A correspondent writes:
THE Revd Frederic Michael Anderton died on 28 April, in his 89th year. He was a larger-than-life character whose immense capacity for friendship and an enjoyment of the good things in life sat alongside a profound and far-reaching ministry as a priest-analyst.
Michael, as he was always known, was born in Agra in 1931, within sight — he claimed — of the Taj Mahal. His father was a military doctor; through his mother, he inherited the complicated and contested quarterings of the Hastings family, whom Henry VIII created Earls of Huntingdon in 1513. The Andertons returned from India in 1939 for their children to be schooled.
At Sherborne, Michael’s sporting prowess made him a demigod; he was head boy in 1950, and, at the great service of thanksgiving for the school’s quartercentenary, he read from Ecclesiasticus. The recorded service is available on YouTube, with his young patrician tones ringing down the Abbey nave. National Service with the Green Jackets followed; he was posted to Germany, where he filled the next two years with cricket — his first love — eating and drinking in the officers’ mess, going to the opera, and writing cars off.
He took all four pastimes with him when he went up to Cambridge in 1952 to read medicine. A few years later, he graduated in history and economics, having spent the intervening period playing university rugby, hockey, and cricket. His faith had also been nurtured, however, and, during a spell as a prep-school master, his vocation to the priesthood crystallised. He arrived at Westcott House in 1964, and was ordained deacon in 1966.
Michael served his title at St John’s Wood, in London, right next to Lord’s Cricket Ground. As a first-class cricketer he had been elected to the MCC in 1958, and was a regular fixture at Lord’s for the rest of his life; he was made an Honorary Life Member in 2018. He spent his second curacy at All Hallows by the Tower, where the personality of P. B. “Tubby” Clayton, of Toc H fame, still loomed large. When Clayton died in 1972, Michael was at his bedside.
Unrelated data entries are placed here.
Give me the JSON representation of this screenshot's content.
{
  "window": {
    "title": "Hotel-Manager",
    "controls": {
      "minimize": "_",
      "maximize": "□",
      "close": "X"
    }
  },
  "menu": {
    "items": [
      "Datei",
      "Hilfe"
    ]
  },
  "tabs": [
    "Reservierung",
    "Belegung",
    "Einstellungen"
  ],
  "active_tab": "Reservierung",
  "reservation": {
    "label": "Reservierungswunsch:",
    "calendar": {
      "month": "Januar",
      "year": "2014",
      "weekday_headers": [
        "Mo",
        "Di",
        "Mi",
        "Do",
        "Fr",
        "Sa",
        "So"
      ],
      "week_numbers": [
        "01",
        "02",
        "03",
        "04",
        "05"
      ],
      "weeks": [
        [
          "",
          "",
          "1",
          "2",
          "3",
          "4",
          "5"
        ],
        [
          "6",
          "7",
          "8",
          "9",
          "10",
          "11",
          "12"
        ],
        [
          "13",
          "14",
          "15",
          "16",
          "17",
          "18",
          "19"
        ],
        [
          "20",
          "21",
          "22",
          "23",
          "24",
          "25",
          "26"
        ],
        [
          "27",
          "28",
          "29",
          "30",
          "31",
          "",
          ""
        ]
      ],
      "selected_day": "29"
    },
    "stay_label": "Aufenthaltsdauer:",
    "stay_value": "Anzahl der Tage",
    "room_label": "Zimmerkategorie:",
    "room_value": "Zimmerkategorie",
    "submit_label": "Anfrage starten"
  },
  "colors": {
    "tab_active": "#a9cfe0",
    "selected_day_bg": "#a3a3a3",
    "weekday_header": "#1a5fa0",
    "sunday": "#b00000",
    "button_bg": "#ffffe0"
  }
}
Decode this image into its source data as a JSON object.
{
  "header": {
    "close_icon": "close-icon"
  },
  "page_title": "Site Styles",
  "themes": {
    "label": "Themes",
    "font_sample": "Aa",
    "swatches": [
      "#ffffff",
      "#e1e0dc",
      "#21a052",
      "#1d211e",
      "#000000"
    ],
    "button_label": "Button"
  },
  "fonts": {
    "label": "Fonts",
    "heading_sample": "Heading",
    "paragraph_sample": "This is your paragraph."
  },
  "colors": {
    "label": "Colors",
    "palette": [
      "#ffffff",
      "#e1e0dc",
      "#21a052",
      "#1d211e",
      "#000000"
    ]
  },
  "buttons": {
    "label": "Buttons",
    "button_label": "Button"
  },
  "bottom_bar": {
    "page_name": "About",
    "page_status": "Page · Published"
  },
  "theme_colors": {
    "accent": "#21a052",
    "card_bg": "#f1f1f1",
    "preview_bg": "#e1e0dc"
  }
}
Next came St Giles Cripplegate, where Michael was put in charge of the new St Luke’s, Old Street, just off the Whitecross Street market. It was not an easy patch — the original church was derelict, and the East End was still untroubled by “gentrification” — but Michael did not have to work alone. He had met Robin Coulson at a party after a Test match; they were married in 1977, and she was his constant companion until the day he died.
Michael would wander through the market stalls singing hymns at the top of his enormous voice, accompanied by students from the Guildhall School of Music and Drama. Some mornings, Robin would try to leave for work, only to find that the parish children had picked up her car and hidden it around a corner. After their daughter Sophia’s first visit to the market, there was enough silver in her pram to open a savings account.
A fourth and final curacy spoke of a change of direction: St Andrew’s, Zurich. Michael’s formidable intellect and deep love of people, combined with his membership of the Guild of Pastoral Psychology, had led him to discern a vocation to psychoanalysis alongside his priesthood. He entered the C. G. Jung Institute in 1982, and returned to London four years later to establish his practice as an analytical psychologist.
His consulting room was full of books and pipe-smoke, and he became a well-known and well-respected member of the Independent Group of Analytical Psychologists. Recognising a need for therapy that emphasised the spiritual and religious aspects of Jung’s work, he co-founded the Guild of Analytical Psychologists in 1987.
In retirement at Winchester, where they worshipped at the cathedral, the Andertons’ hospitality was prodigious. He was still treating clients in his mid-eighties, before advancing ill health brought this precious aspect of his ministry to a close.
For Michael there was no contradiction between his work as an analyst and the exercise of his priesthood. While he remained able to celebrate the eucharist, it was his prayerful custom at the offertory to call to mind his knowledge of the evil that stalks the earth; the roaring Compline lion, seeking whom he may devour. As a priest and as an analyst, Michael Anderton accompanied many people into dark places, drew out profound insights and observations, and gently led them to safety, soul by cherished soul.